The London Stage and the Nineteenth-Century World III
Owing to the escalation of the COVID-19 virus outbreak, the conference has been deferred and will now take place online on 15-17 April 2021.
Call for Papers
The third London Stage in the 19th-century World conference will be held at New College, Oxford, 16-18 April 2020, and will feature keynote addresses by Catherine Hindson (Bristol) and Susan Valladares (Durham). There will also be a launch event for Part I of the digital calendar of performances on the nineteenth-century London Stage.
We welcome contributions on all aspects and forms of theatrical practice in nineteenth-century London, from plays and operas to pantomime and puppetry. The ‘London stage’ should be interpreted as inclusively as possible, including such topics as criticism, dance, scenography, genre, theatrical technology, colonial politics, and the staging of the natural environment. Papers on sources, collections, and theatrical materials are also sought.
For the 2020 conference, we are particularly interested in how metropolitan performance engaged with global trends, including (though not limited to) trade, conflict, climate, and migration. Proposals might address how acting bodies gave shape to a changing world and how audiences responded. We are similarly concerned with the rise of transnationalism as a scholarly framework for addressing the dynamics of cultural exchange in the nineteenth century. What polities or territories were enacted on the London Stage and what particular forms of group identities were made possible by theatrical venues? As in previous years, this meeting will provide opportunities to take stock of the range of research currently being undertaken in the field as well as a chance to consider the place of London in the broader theatrical and political world.

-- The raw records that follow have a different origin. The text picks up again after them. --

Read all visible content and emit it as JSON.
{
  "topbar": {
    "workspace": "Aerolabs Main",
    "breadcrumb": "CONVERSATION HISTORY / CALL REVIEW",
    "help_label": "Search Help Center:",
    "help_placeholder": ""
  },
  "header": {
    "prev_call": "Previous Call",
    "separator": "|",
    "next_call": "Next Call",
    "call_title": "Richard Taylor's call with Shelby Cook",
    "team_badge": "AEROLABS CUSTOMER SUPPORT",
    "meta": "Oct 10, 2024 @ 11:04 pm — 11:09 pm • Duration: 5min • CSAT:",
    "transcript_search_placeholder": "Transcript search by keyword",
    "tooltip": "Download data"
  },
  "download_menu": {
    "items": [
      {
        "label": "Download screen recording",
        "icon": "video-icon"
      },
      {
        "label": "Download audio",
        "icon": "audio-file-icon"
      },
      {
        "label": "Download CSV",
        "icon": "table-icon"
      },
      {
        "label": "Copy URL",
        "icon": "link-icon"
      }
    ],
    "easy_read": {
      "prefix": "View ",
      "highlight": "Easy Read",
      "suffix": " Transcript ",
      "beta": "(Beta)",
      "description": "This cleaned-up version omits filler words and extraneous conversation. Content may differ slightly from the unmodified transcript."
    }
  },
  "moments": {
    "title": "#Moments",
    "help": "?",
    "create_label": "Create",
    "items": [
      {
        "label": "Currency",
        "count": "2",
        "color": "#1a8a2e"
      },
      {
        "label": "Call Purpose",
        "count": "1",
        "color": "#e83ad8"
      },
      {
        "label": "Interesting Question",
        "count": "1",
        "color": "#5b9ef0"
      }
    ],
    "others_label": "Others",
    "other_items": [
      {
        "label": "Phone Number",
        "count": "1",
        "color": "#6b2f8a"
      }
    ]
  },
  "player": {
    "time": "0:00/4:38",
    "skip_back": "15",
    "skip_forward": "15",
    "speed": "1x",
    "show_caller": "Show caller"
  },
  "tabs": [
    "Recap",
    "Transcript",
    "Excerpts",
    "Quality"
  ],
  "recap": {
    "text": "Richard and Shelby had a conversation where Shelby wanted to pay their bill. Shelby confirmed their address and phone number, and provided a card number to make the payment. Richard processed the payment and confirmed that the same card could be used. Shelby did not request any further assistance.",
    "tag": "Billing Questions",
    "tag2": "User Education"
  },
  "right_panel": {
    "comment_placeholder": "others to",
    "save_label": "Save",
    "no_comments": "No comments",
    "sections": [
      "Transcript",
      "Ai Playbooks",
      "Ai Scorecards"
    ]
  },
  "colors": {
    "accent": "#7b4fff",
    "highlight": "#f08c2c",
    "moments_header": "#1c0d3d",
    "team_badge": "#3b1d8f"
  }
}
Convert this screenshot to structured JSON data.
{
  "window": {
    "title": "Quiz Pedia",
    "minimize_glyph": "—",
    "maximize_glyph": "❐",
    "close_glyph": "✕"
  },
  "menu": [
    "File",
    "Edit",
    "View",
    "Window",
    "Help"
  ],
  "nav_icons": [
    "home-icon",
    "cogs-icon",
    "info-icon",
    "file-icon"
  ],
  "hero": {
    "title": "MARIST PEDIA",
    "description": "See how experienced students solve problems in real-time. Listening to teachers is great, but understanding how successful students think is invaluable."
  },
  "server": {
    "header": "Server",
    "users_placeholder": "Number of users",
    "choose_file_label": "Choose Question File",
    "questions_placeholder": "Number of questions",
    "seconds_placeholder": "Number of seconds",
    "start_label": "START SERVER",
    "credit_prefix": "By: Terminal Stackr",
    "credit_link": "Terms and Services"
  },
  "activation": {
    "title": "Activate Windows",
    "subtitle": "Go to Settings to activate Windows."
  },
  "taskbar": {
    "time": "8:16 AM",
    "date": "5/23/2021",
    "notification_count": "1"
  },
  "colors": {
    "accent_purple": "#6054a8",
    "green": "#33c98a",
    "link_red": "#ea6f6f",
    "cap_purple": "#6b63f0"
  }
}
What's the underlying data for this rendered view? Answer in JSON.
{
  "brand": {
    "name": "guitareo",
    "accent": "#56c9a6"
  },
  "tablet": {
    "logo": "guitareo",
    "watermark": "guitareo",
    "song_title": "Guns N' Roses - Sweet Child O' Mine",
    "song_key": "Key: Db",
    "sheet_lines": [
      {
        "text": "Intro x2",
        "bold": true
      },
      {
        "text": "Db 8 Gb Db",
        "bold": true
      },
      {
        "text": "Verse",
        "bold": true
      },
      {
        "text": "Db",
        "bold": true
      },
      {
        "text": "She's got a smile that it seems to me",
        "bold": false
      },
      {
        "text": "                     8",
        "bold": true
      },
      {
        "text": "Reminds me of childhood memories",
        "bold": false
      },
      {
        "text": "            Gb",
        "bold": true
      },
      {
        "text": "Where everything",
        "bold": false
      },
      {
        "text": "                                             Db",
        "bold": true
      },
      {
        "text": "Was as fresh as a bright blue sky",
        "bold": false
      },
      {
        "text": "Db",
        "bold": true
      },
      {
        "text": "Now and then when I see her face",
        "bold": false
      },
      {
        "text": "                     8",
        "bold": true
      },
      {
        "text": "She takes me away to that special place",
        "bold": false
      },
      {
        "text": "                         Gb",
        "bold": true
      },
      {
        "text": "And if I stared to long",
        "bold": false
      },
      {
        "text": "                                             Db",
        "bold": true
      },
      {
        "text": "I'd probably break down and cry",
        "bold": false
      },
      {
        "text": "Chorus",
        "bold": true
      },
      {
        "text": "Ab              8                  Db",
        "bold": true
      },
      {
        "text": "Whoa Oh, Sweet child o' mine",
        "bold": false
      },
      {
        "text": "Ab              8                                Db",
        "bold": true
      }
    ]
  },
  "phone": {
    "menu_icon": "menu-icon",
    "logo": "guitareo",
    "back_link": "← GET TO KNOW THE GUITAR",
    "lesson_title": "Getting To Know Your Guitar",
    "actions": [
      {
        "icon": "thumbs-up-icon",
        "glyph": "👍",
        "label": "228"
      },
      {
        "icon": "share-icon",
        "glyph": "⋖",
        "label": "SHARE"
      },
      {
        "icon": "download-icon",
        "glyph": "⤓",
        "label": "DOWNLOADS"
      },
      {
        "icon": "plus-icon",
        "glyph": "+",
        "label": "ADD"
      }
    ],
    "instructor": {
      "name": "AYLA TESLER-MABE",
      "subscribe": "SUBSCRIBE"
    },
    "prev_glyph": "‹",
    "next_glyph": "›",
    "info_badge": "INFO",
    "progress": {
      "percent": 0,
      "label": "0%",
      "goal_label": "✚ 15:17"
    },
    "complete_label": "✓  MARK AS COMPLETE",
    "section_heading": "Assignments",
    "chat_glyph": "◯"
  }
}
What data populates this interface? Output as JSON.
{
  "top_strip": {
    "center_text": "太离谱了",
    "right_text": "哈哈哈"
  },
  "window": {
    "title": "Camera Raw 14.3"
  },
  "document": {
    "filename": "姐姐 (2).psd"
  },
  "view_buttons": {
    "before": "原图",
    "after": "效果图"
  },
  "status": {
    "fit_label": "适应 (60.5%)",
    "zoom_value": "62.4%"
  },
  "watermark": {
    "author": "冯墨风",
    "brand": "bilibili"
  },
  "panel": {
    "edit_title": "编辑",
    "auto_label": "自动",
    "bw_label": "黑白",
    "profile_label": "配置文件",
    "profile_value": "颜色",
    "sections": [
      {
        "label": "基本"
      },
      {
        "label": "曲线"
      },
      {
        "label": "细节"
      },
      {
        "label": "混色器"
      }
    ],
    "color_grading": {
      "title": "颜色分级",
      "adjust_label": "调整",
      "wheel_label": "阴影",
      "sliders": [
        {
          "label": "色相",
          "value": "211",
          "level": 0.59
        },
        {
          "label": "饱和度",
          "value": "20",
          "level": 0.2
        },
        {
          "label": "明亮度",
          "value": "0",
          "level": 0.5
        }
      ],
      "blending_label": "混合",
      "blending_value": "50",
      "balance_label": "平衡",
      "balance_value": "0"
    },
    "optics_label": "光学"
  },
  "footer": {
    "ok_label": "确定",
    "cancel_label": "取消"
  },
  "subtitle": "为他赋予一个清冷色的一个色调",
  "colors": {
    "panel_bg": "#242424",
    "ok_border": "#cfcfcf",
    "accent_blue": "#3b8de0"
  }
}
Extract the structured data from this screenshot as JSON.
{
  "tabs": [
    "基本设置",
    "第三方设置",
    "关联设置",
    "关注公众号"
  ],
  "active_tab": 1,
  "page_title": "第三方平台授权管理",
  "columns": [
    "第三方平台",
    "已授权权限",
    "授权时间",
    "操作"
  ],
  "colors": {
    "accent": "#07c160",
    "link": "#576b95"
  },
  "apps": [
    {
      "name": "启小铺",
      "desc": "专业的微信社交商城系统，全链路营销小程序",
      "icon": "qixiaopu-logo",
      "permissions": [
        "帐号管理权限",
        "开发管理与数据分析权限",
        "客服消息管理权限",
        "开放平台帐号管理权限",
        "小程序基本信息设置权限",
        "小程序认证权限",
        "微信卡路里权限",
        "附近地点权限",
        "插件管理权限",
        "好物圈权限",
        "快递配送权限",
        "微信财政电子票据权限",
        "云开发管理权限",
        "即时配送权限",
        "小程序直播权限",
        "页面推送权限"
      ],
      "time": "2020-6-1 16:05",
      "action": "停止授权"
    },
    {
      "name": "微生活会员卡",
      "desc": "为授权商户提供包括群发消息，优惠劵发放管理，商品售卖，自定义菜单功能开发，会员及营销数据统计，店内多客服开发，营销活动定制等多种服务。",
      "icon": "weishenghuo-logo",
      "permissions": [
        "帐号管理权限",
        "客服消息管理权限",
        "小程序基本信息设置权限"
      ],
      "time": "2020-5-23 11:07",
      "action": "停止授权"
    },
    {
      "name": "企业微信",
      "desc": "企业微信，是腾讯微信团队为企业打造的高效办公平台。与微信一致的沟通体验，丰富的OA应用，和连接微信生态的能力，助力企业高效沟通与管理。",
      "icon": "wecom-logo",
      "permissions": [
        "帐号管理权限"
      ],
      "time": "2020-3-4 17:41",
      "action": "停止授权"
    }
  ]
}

The Call for Papers has now closed. The panel for paper selection will be Michael Burden (Oxford), Jim Davis (Warwick), Jonathan Hicks (Aberdeen), Kate Newey (Exeter), and David Francis Taylor (Oxford).
Image: Set design by the Grieve family, showing a cloister in a wooded setting (Victoria and Albert Museum s.1028-1984)